Morgan has a penchant for using unexpected materials throughout her practice, which extends across sculpture, video, installation, painting and photography. A pivotal point of influence for Fermented Preserves was a trip to Malaysia that Morgan undertook in 2018. While there, she searched for her Tamil mother’s childhood kampong (village), a place her mother speaks of frequently when recounting family history. During this time, Morgan came upon a local Hindu temple, constructed from slabs of concrete and a blue tarpaulin. Despite its simple construction, Morgan sensed its importance as a sacred space. Soon after, Morgan began using materials like concrete, netting and tarpaulin in her creative practice as a way to build spaces and objects of meaning. What she is most interested in is the way ordinary materials can transcend their humble origins to become something more.

In Fermented Preserves this is most effectively illustrated in Morgan’s photographs of found objects, Rooster (Ayam Brand deity #1), 2020 and Sardine (Ayam Brand deity #2), 2021. Visually riffing on the Ayam rooster logo, Morgan has brought together pipes, traffic cones, garden hosing and gumboots into the abstract shape of a rooster. Similarly, Sardine presents a vertically positioned army green sleeping bag stuck with blue netting and topped with a large plastic visor to signify an open tin of sardines. Each of these assemblages are much larger than their real-life counterparts, alluding to the god-like status Morgan has assigned to them.

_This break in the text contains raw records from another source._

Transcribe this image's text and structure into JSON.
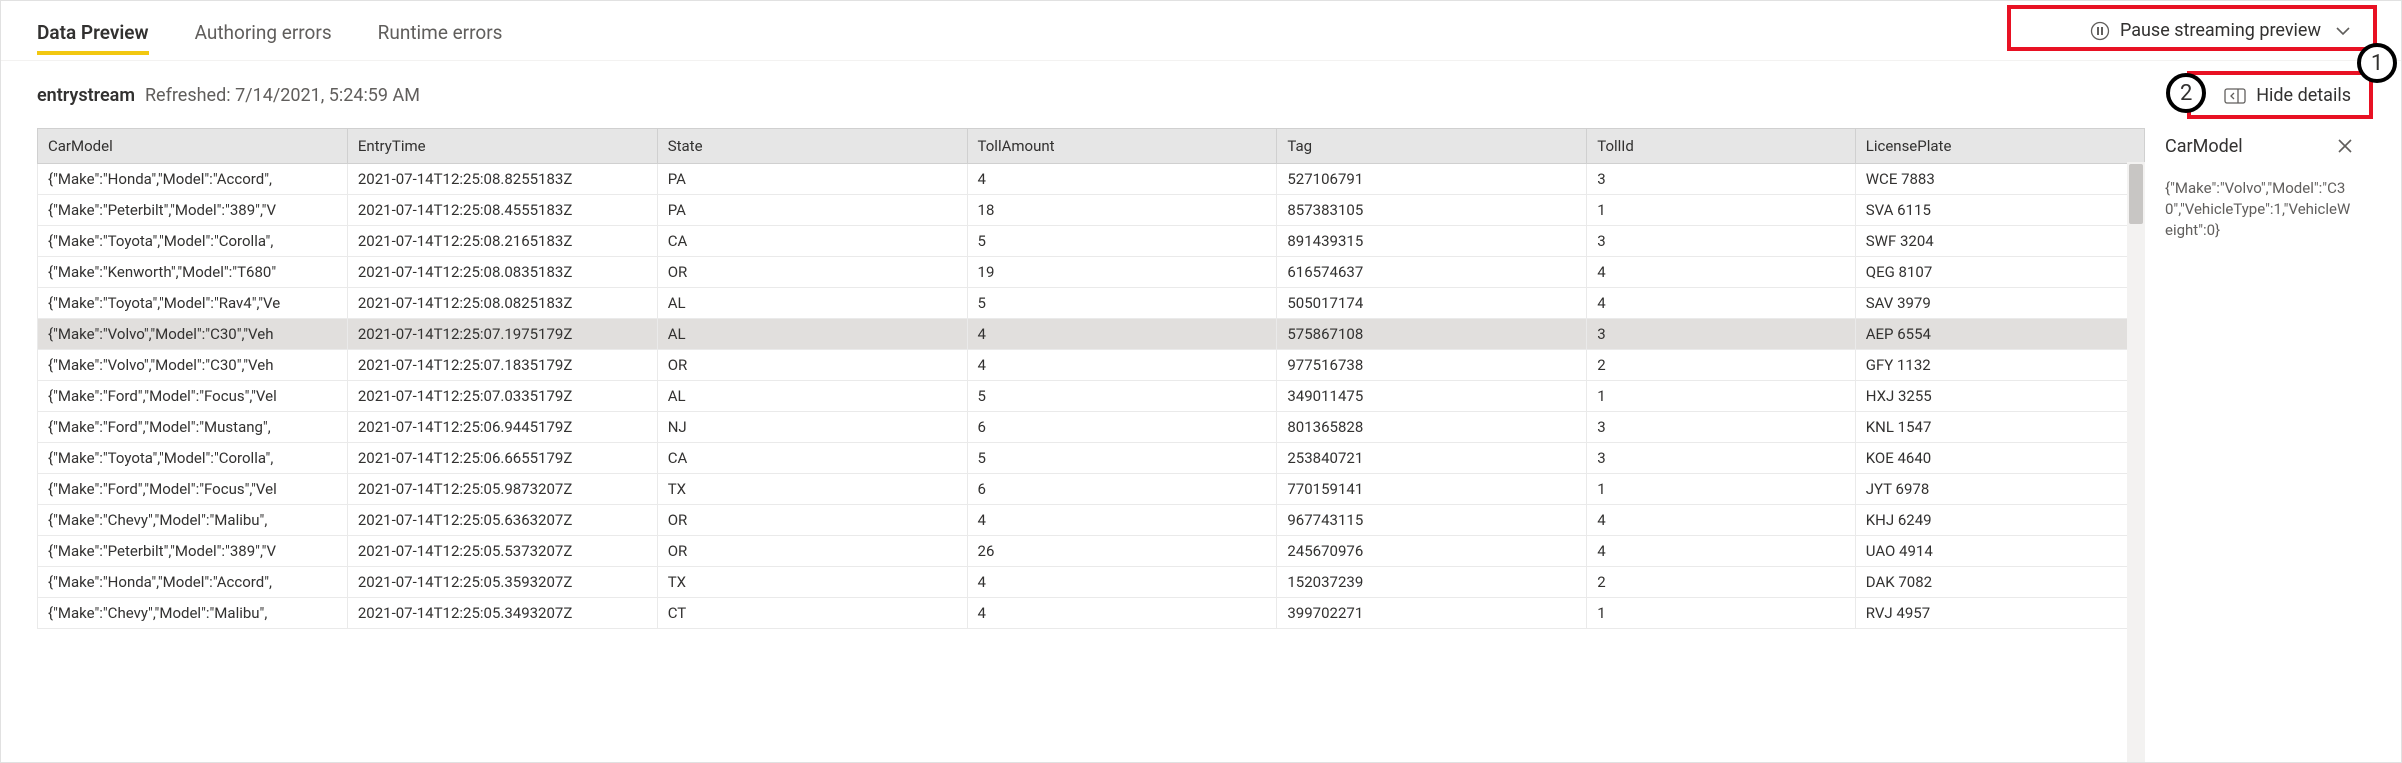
{
  "tabs": {
    "data_preview": "Data Preview",
    "authoring_errors": "Authoring errors",
    "runtime_errors": "Runtime errors"
  },
  "actions": {
    "pause_label": "Pause streaming preview",
    "hide_details_label": "Hide details"
  },
  "callouts": {
    "one": "1",
    "two": "2"
  },
  "stream": {
    "name": "entrystream",
    "refreshed_text": "Refreshed: 7/14/2021, 5:24:59 AM"
  },
  "details": {
    "title": "CarModel",
    "body": "{\"Make\":\"Volvo\",\"Model\":\"C30\",\"VehicleType\":1,\"VehicleWeight\":0}"
  },
  "columns": {
    "carmodel": "CarModel",
    "entrytime": "EntryTime",
    "state": "State",
    "tollamount": "TollAmount",
    "tag": "Tag",
    "tollid": "TollId",
    "licenseplate": "LicensePlate"
  },
  "selected_row_index": 5,
  "rows": [
    {
      "carmodel": "{\"Make\":\"Honda\",\"Model\":\"Accord\",",
      "entrytime": "2021-07-14T12:25:08.8255183Z",
      "state": "PA",
      "tollamount": "4",
      "tag": "527106791",
      "tollid": "3",
      "plate": "WCE 7883"
    },
    {
      "carmodel": "{\"Make\":\"Peterbilt\",\"Model\":\"389\",\"V",
      "entrytime": "2021-07-14T12:25:08.4555183Z",
      "state": "PA",
      "tollamount": "18",
      "tag": "857383105",
      "tollid": "1",
      "plate": "SVA 6115"
    },
    {
      "carmodel": "{\"Make\":\"Toyota\",\"Model\":\"Corolla\",",
      "entrytime": "2021-07-14T12:25:08.2165183Z",
      "state": "CA",
      "tollamount": "5",
      "tag": "891439315",
      "tollid": "3",
      "plate": "SWF 3204"
    },
    {
      "carmodel": "{\"Make\":\"Kenworth\",\"Model\":\"T680\"",
      "entrytime": "2021-07-14T12:25:08.0835183Z",
      "state": "OR",
      "tollamount": "19",
      "tag": "616574637",
      "tollid": "4",
      "plate": "QEG 8107"
    },
    {
      "carmodel": "{\"Make\":\"Toyota\",\"Model\":\"Rav4\",\"Ve",
      "entrytime": "2021-07-14T12:25:08.0825183Z",
      "state": "AL",
      "tollamount": "5",
      "tag": "505017174",
      "tollid": "4",
      "plate": "SAV 3979"
    },
    {
      "carmodel": "{\"Make\":\"Volvo\",\"Model\":\"C30\",\"Veh",
      "entrytime": "2021-07-14T12:25:07.1975179Z",
      "state": "AL",
      "tollamount": "4",
      "tag": "575867108",
      "tollid": "3",
      "plate": "AEP 6554"
    },
    {
      "carmodel": "{\"Make\":\"Volvo\",\"Model\":\"C30\",\"Veh",
      "entrytime": "2021-07-14T12:25:07.1835179Z",
      "state": "OR",
      "tollamount": "4",
      "tag": "977516738",
      "tollid": "2",
      "plate": "GFY 1132"
    },
    {
      "carmodel": "{\"Make\":\"Ford\",\"Model\":\"Focus\",\"Vel",
      "entrytime": "2021-07-14T12:25:07.0335179Z",
      "state": "AL",
      "tollamount": "5",
      "tag": "349011475",
      "tollid": "1",
      "plate": "HXJ 3255"
    },
    {
      "carmodel": "{\"Make\":\"Ford\",\"Model\":\"Mustang\",",
      "entrytime": "2021-07-14T12:25:06.9445179Z",
      "state": "NJ",
      "tollamount": "6",
      "tag": "801365828",
      "tollid": "3",
      "plate": "KNL 1547"
    },
    {
      "carmodel": "{\"Make\":\"Toyota\",\"Model\":\"Corolla\",",
      "entrytime": "2021-07-14T12:25:06.6655179Z",
      "state": "CA",
      "tollamount": "5",
      "tag": "253840721",
      "tollid": "3",
      "plate": "KOE 4640"
    },
    {
      "carmodel": "{\"Make\":\"Ford\",\"Model\":\"Focus\",\"Vel",
      "entrytime": "2021-07-14T12:25:05.9873207Z",
      "state": "TX",
      "tollamount": "6",
      "tag": "770159141",
      "tollid": "1",
      "plate": "JYT 6978"
    },
    {
      "carmodel": "{\"Make\":\"Chevy\",\"Model\":\"Malibu\",",
      "entrytime": "2021-07-14T12:25:05.6363207Z",
      "state": "OR",
      "tollamount": "4",
      "tag": "967743115",
      "tollid": "4",
      "plate": "KHJ 6249"
    },
    {
      "carmodel": "{\"Make\":\"Peterbilt\",\"Model\":\"389\",\"V",
      "entrytime": "2021-07-14T12:25:05.5373207Z",
      "state": "OR",
      "tollamount": "26",
      "tag": "245670976",
      "tollid": "4",
      "plate": "UAO 4914"
    },
    {
      "carmodel": "{\"Make\":\"Honda\",\"Model\":\"Accord\",",
      "entrytime": "2021-07-14T12:25:05.3593207Z",
      "state": "TX",
      "tollamount": "4",
      "tag": "152037239",
      "tollid": "2",
      "plate": "DAK 7082"
    },
    {
      "carmodel": "{\"Make\":\"Chevy\",\"Model\":\"Malibu\",",
      "entrytime": "2021-07-14T12:25:05.3493207Z",
      "state": "CT",
      "tollamount": "4",
      "tag": "399702271",
      "tollid": "1",
      "plate": "RVJ 4957"
    }
  ]
}
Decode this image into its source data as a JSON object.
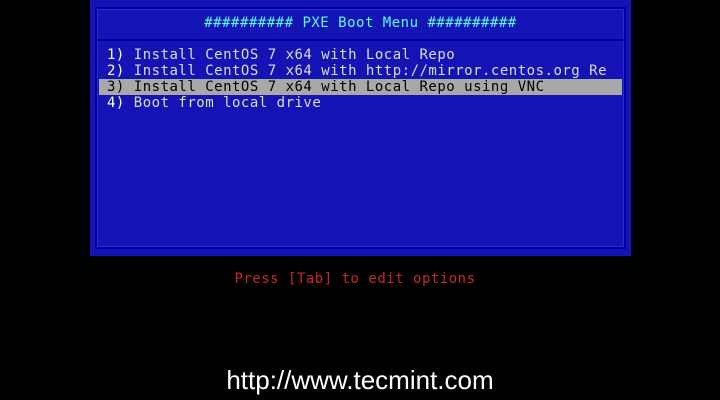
{
  "menu": {
    "title": "########## PXE Boot Menu ##########",
    "items": [
      {
        "number": "1)",
        "label": " Install CentOS 7 x64 with Local Repo",
        "selected": false
      },
      {
        "number": "2)",
        "label": " Install CentOS 7 x64 with http://mirror.centos.org Re",
        "selected": false
      },
      {
        "number": "3)",
        "label": " Install CentOS 7 x64 with Local Repo using VNC",
        "selected": true
      },
      {
        "number": "4)",
        "label": " Boot from local drive",
        "selected": false
      }
    ]
  },
  "hint": "Press [Tab] to edit options",
  "watermark": "http://www.tecmint.com",
  "colors": {
    "background": "#000000",
    "panel": "#1414b4",
    "title": "#55ffff",
    "item_text": "#dcdcdc",
    "selected_bar": "#a8a8a8",
    "hint": "#c82828"
  }
}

While there is a sense of deliberate construction in the photographed assemblages, Morgan creates her ceramic pieces intuitively. The finished objects are not exact replicas of real items but imagined objects, tangible forms built from memory and the oral histories passed down from her mother (who left Malaysia for Sydney carrying few personal possessions or photographs). Responding to this lack of visual documentation and physical heirlooms relating to her maternal heritage, in the ceramics and images of Fermented Preserves Morgan brings into existence a uniquely personal and deeply meaningful mythology that slips unapologetically between memory and reality.